▸ **Exercise**:
Print every record exactly as it appears. Leave the pictures out.

═══ The records

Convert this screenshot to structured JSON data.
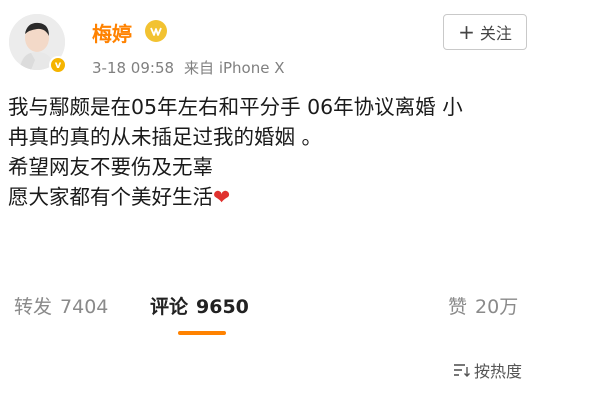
{
  "user": {
    "name": "梅婷",
    "verified_mark": "v"
  },
  "meta": {
    "timestamp": "3-18 09:58",
    "source": "来自 iPhone X"
  },
  "follow": {
    "plus": "+",
    "label": "关注"
  },
  "post": {
    "lines": [
      "我与鄢颇是在05年左右和平分手  06年协议离婚 小",
      "冉真的真的从未插足过我的婚姻 。",
      "希望网友不要伤及无辜",
      "愿大家都有个美好生活"
    ],
    "emoji": "❤"
  },
  "stats": {
    "repost_label": "转发",
    "repost_count": "7404",
    "comment_label": "评论",
    "comment_count": "9650",
    "like_label": "赞",
    "like_count": "20万"
  },
  "sort": {
    "label": "按热度"
  },
  "colors": {
    "username": "#ff8200",
    "accent_underline": "#ff8200",
    "heart": "#e0322f"
  },
  "icons": {
    "level_badge": "level-badge-icon",
    "sort": "sort-icon",
    "heart": "heart-icon"
  }
}
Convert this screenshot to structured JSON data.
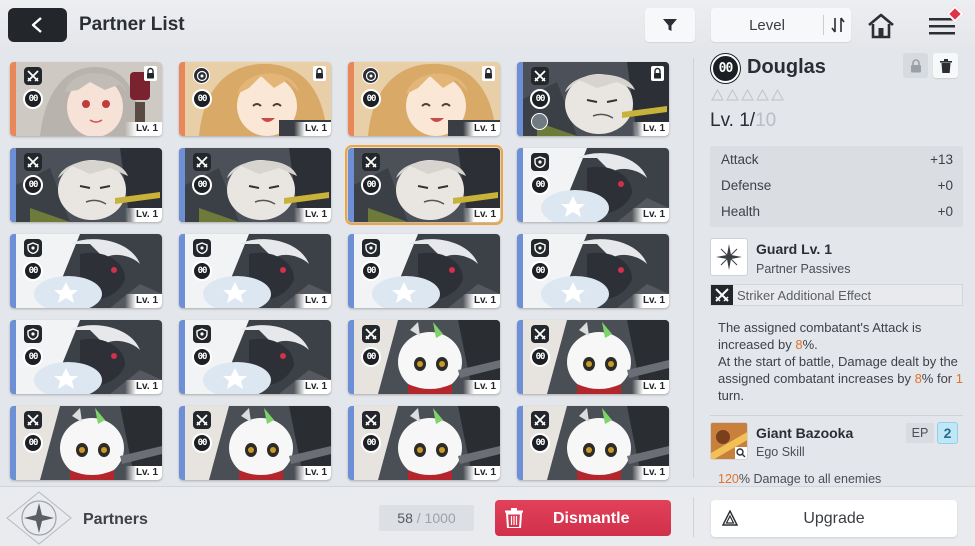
{
  "header": {
    "title": "Partner List",
    "sort_label": "Level"
  },
  "icons": {
    "back": "back-arrow-icon",
    "filter": "filter-funnel-icon",
    "sort_order": "sort-order-icon",
    "home": "home-icon",
    "menu": "hamburger-menu-icon"
  },
  "colors": {
    "accent_red": "#d6344d",
    "selected_outline": "#f0a43a",
    "highlight_orange": "#e2732a",
    "ep_blue": "#bfe7f7",
    "dark": "#23262b"
  },
  "cards": [
    {
      "portrait": "silver-haired-girl",
      "class": "striker",
      "rank": "00",
      "level": "Lv. 1",
      "locked": true,
      "stripe": "#e8875a"
    },
    {
      "portrait": "blonde-girl",
      "class": "balance",
      "rank": "00",
      "level": "Lv. 1",
      "locked": true,
      "stripe": "#e8875a"
    },
    {
      "portrait": "blonde-girl",
      "class": "balance",
      "rank": "00",
      "level": "Lv. 1",
      "locked": true,
      "stripe": "#e8875a"
    },
    {
      "portrait": "dark-armored",
      "class": "striker",
      "rank": "00",
      "level": "Lv. 1",
      "locked": true,
      "stripe": "#6d8fd6",
      "extra": true
    },
    {
      "portrait": "dark-armored",
      "class": "striker",
      "rank": "00",
      "level": "Lv. 1",
      "locked": false,
      "stripe": "#6d8fd6"
    },
    {
      "portrait": "dark-armored",
      "class": "striker",
      "rank": "00",
      "level": "Lv. 1",
      "locked": false,
      "stripe": "#6d8fd6"
    },
    {
      "portrait": "dark-armored",
      "class": "striker",
      "rank": "00",
      "level": "Lv. 1",
      "locked": false,
      "stripe": "#6d8fd6",
      "selected": true
    },
    {
      "portrait": "white-beast",
      "class": "defender",
      "rank": "00",
      "level": "Lv. 1",
      "locked": false,
      "stripe": "#6d8fd6"
    },
    {
      "portrait": "white-beast",
      "class": "defender",
      "rank": "00",
      "level": "Lv. 1",
      "locked": false,
      "stripe": "#6d8fd6"
    },
    {
      "portrait": "white-beast",
      "class": "defender",
      "rank": "00",
      "level": "Lv. 1",
      "locked": false,
      "stripe": "#6d8fd6"
    },
    {
      "portrait": "white-beast",
      "class": "defender",
      "rank": "00",
      "level": "Lv. 1",
      "locked": false,
      "stripe": "#6d8fd6"
    },
    {
      "portrait": "white-beast",
      "class": "defender",
      "rank": "00",
      "level": "Lv. 1",
      "locked": false,
      "stripe": "#6d8fd6"
    },
    {
      "portrait": "white-beast",
      "class": "defender",
      "rank": "00",
      "level": "Lv. 1",
      "locked": false,
      "stripe": "#6d8fd6"
    },
    {
      "portrait": "white-beast",
      "class": "defender",
      "rank": "00",
      "level": "Lv. 1",
      "locked": false,
      "stripe": "#6d8fd6"
    },
    {
      "portrait": "white-mascot",
      "class": "striker",
      "rank": "00",
      "level": "Lv. 1",
      "locked": false,
      "stripe": "#6d8fd6"
    },
    {
      "portrait": "white-mascot",
      "class": "striker",
      "rank": "00",
      "level": "Lv. 1",
      "locked": false,
      "stripe": "#6d8fd6"
    },
    {
      "portrait": "white-mascot",
      "class": "striker",
      "rank": "00",
      "level": "Lv. 1",
      "locked": false,
      "stripe": "#6d8fd6"
    },
    {
      "portrait": "white-mascot",
      "class": "striker",
      "rank": "00",
      "level": "Lv. 1",
      "locked": false,
      "stripe": "#6d8fd6"
    },
    {
      "portrait": "white-mascot",
      "class": "striker",
      "rank": "00",
      "level": "Lv. 1",
      "locked": false,
      "stripe": "#6d8fd6"
    },
    {
      "portrait": "white-mascot",
      "class": "striker",
      "rank": "00",
      "level": "Lv. 1",
      "locked": false,
      "stripe": "#6d8fd6"
    }
  ],
  "detail": {
    "rank": "00",
    "name": "Douglas",
    "level_current": "Lv. 1/",
    "level_max": "10",
    "stats": [
      {
        "label": "Attack",
        "value": "+13"
      },
      {
        "label": "Defense",
        "value": "+0"
      },
      {
        "label": "Health",
        "value": "+0"
      }
    ],
    "passive": {
      "title": "Guard Lv. 1",
      "subtitle": "Partner Passives",
      "effect_label": "Striker Additional Effect",
      "desc": {
        "p1": "The assigned combatant's Attack is increased by ",
        "v1": "8",
        "p2": "%.",
        "p3": "At the start of battle, Damage dealt by the assigned combatant increases by ",
        "v2": "8",
        "p4": "% for ",
        "v3": "1",
        "p5": " turn."
      }
    },
    "skill": {
      "title": "Giant Bazooka",
      "subtitle": "Ego Skill",
      "ep_label": "EP",
      "ep_value": "2",
      "desc_value": "120",
      "desc_text": "% Damage to all enemies"
    }
  },
  "footer": {
    "partners_label": "Partners",
    "count_current": "58",
    "count_max": " / 1000",
    "dismantle_label": "Dismantle",
    "upgrade_label": "Upgrade"
  }
}
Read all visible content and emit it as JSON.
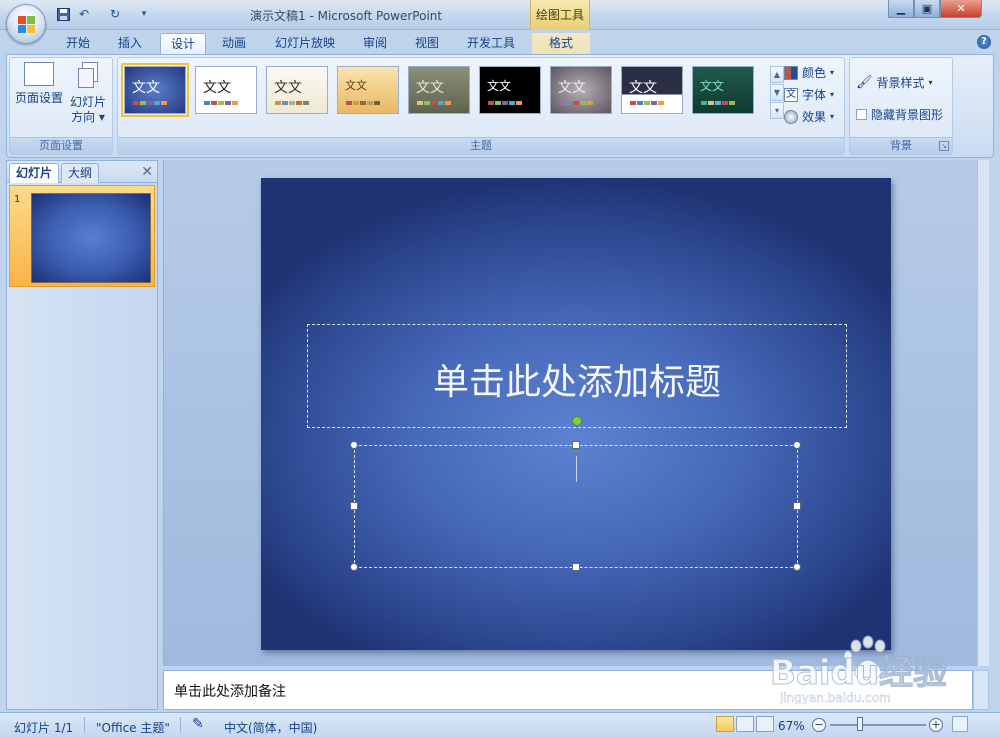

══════

▸ **Completed exercise**:
Convert this screenshot to structured JSON data.
{
  "user": {
    "name": "梅婷",
    "verified_mark": "v"
  },
  "meta": {
    "timestamp": "3-18 09:58",
    "source": "来自 iPhone X"
  },
  "follow": {
    "plus": "+",
    "label": "关注"
  },
  "post": {
    "lines": [
      "我与鄢颇是在05年左右和平分手  06年协议离婚 小",
      "冉真的真的从未插足过我的婚姻 。",
      "希望网友不要伤及无辜",
      "愿大家都有个美好生活"
    ],
    "emoji": "❤"
  },
  "stats": {
    "repost_label": "转发",
    "repost_count": "7404",
    "comment_label": "评论",
    "comment_count": "9650",
    "like_label": "赞",
    "like_count": "20万"
  },
  "sort": {
    "label": "按热度"
  },
  "colors": {
    "username": "#ff8200",
    "accent_underline": "#ff8200",
    "heart": "#e0322f"
  },
  "icons": {
    "level_badge": "level-badge-icon",
    "sort": "sort-icon",
    "heart": "heart-icon"
  }
}
Convert this screenshot to structured JSON data.
{
  "header": {
    "title": "Partner List",
    "sort_label": "Level"
  },
  "icons": {
    "back": "back-arrow-icon",
    "filter": "filter-funnel-icon",
    "sort_order": "sort-order-icon",
    "home": "home-icon",
    "menu": "hamburger-menu-icon"
  },
  "colors": {
    "accent_red": "#d6344d",
    "selected_outline": "#f0a43a",
    "highlight_orange": "#e2732a",
    "ep_blue": "#bfe7f7",
    "dark": "#23262b"
  },
  "cards": [
    {
      "portrait": "silver-haired-girl",
      "class": "striker",
      "rank": "00",
      "level": "Lv. 1",
      "locked": true,
      "stripe": "#e8875a"
    },
    {
      "portrait": "blonde-girl",
      "class": "balance",
      "rank": "00",
      "level": "Lv. 1",
      "locked": true,
      "stripe": "#e8875a"
    },
    {
      "portrait": "blonde-girl",
      "class": "balance",
      "rank": "00",
      "level": "Lv. 1",
      "locked": true,
      "stripe": "#e8875a"
    },
    {
      "portrait": "dark-armored",
      "class": "striker",
      "rank": "00",
      "level": "Lv. 1",
      "locked": true,
      "stripe": "#6d8fd6",
      "extra": true
    },
    {
      "portrait": "dark-armored",
      "class": "striker",
      "rank": "00",
      "level": "Lv. 1",
      "locked": false,
      "stripe": "#6d8fd6"
    },
    {
      "portrait": "dark-armored",
      "class": "striker",
      "rank": "00",
      "level": "Lv. 1",
      "locked": false,
      "stripe": "#6d8fd6"
    },
    {
      "portrait": "dark-armored",
      "class": "striker",
      "rank": "00",
      "level": "Lv. 1",
      "locked": false,
      "stripe": "#6d8fd6",
      "selected": true
    },
    {
      "portrait": "white-beast",
      "class": "defender",
      "rank": "00",
      "level": "Lv. 1",
      "locked": false,
      "stripe": "#6d8fd6"
    },
    {
      "portrait": "white-beast",
      "class": "defender",
      "rank": "00",
      "level": "Lv. 1",
      "locked": false,
      "stripe": "#6d8fd6"
    },
    {
      "portrait": "white-beast",
      "class": "defender",
      "rank": "00",
      "level": "Lv. 1",
      "locked": false,
      "stripe": "#6d8fd6"
    },
    {
      "portrait": "white-beast",
      "class": "defender",
      "rank": "00",
      "level": "Lv. 1",
      "locked": false,
      "stripe": "#6d8fd6"
    },
    {
      "portrait": "white-beast",
      "class": "defender",
      "rank": "00",
      "level": "Lv. 1",
      "locked": false,
      "stripe": "#6d8fd6"
    },
    {
      "portrait": "white-beast",
      "class": "defender",
      "rank": "00",
      "level": "Lv. 1",
      "locked": false,
      "stripe": "#6d8fd6"
    },
    {
      "portrait": "white-beast",
      "class": "defender",
      "rank": "00",
      "level": "Lv. 1",
      "locked": false,
      "stripe": "#6d8fd6"
    },
    {
      "portrait": "white-mascot",
      "class": "striker",
      "rank": "00",
      "level": "Lv. 1",
      "locked": false,
      "stripe": "#6d8fd6"
    },
    {
      "portrait": "white-mascot",
      "class": "striker",
      "rank": "00",
      "level": "Lv. 1",
      "locked": false,
      "stripe": "#6d8fd6"
    },
    {
      "portrait": "white-mascot",
      "class": "striker",
      "rank": "00",
      "level": "Lv. 1",
      "locked": false,
      "stripe": "#6d8fd6"
    },
    {
      "portrait": "white-mascot",
      "class": "striker",
      "rank": "00",
      "level": "Lv. 1",
      "locked": false,
      "stripe": "#6d8fd6"
    },
    {
      "portrait": "white-mascot",
      "class": "striker",
      "rank": "00",
      "level": "Lv. 1",
      "locked": false,
      "stripe": "#6d8fd6"
    },
    {
      "portrait": "white-mascot",
      "class": "striker",
      "rank": "00",
      "level": "Lv. 1",
      "locked": false,
      "stripe": "#6d8fd6"
    }
  ],
  "detail": {
    "rank": "00",
    "name": "Douglas",
    "level_current": "Lv. 1/",
    "level_max": "10",
    "stats": [
      {
        "label": "Attack",
        "value": "+13"
      },
      {
        "label": "Defense",
        "value": "+0"
      },
      {
        "label": "Health",
        "value": "+0"
      }
    ],
    "passive": {
      "title": "Guard Lv. 1",
      "subtitle": "Partner Passives",
      "effect_label": "Striker Additional Effect",
      "desc": {
        "p1": "The assigned combatant's Attack is increased by ",
        "v1": "8",
        "p2": "%.",
        "p3": "At the start of battle, Damage dealt by the assigned combatant increases by ",
        "v2": "8",
        "p4": "% for ",
        "v3": "1",
        "p5": " turn."
      }
    },
    "skill": {
      "title": "Giant Bazooka",
      "subtitle": "Ego Skill",
      "ep_label": "EP",
      "ep_value": "2",
      "desc_value": "120",
      "desc_text": "% Damage to all enemies"
    }
  },
  "footer": {
    "partners_label": "Partners",
    "count_current": "58",
    "count_max": " / 1000",
    "dismantle_label": "Dismantle",
    "upgrade_label": "Upgrade"
  }
}
Read all visible content and emit it as JSON.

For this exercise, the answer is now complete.